[Opening Exercise materials section]
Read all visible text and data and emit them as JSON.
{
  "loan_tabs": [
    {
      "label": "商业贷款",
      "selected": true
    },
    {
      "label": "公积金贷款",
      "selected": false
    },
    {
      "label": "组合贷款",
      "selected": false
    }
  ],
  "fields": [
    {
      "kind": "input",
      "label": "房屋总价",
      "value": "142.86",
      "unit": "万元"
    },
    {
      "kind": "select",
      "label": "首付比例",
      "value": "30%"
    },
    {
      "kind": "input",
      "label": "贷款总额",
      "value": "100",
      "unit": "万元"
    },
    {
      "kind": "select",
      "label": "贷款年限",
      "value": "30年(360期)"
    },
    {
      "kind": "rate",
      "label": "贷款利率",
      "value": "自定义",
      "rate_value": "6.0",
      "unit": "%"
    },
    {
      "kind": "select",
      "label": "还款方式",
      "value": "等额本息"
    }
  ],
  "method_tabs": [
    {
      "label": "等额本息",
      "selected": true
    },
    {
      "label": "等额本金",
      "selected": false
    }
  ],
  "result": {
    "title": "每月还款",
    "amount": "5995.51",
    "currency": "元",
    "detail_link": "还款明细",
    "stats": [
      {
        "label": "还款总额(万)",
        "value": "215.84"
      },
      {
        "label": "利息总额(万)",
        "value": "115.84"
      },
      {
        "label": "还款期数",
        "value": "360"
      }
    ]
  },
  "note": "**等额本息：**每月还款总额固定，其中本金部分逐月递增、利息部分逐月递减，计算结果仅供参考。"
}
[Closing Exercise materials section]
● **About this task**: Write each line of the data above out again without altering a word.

● **Output for this exercise**:
Read all visible text and data and emit them as JSON.
{
  "loan_tabs": [
    {
      "label": "商业贷款",
      "selected": true
    },
    {
      "label": "公积金贷款",
      "selected": false
    },
    {
      "label": "组合贷款",
      "selected": false
    }
  ],
  "fields": [
    {
      "kind": "input",
      "label": "房屋总价",
      "value": "142.86",
      "unit": "万元"
    },
    {
      "kind": "select",
      "label": "首付比例",
      "value": "30%"
    },
    {
      "kind": "input",
      "label": "贷款总额",
      "value": "100",
      "unit": "万元"
    },
    {
      "kind": "select",
      "label": "贷款年限",
      "value": "30年(360期)"
    },
    {
      "kind": "rate",
      "label": "贷款利率",
      "value": "自定义",
      "rate_value": "6.0",
      "unit": "%"
    },
    {
      "kind": "select",
      "label": "还款方式",
      "value": "等额本息"
    }
  ],
  "method_tabs": [
    {
      "label": "等额本息",
      "selected": true
    },
    {
      "label": "等额本金",
      "selected": false
    }
  ],
  "result": {
    "title": "每月还款",
    "amount": "5995.51",
    "currency": "元",
    "detail_link": "还款明细",
    "stats": [
      {
        "label": "还款总额(万)",
        "value": "215.84"
      },
      {
        "label": "利息总额(万)",
        "value": "115.84"
      },
      {
        "label": "还款期数",
        "value": "360"
      }
    ]
  },
  "note": "**等额本息：**每月还款总额固定，其中本金部分逐月递增、利息部分逐月递减，计算结果仅供参考。"
}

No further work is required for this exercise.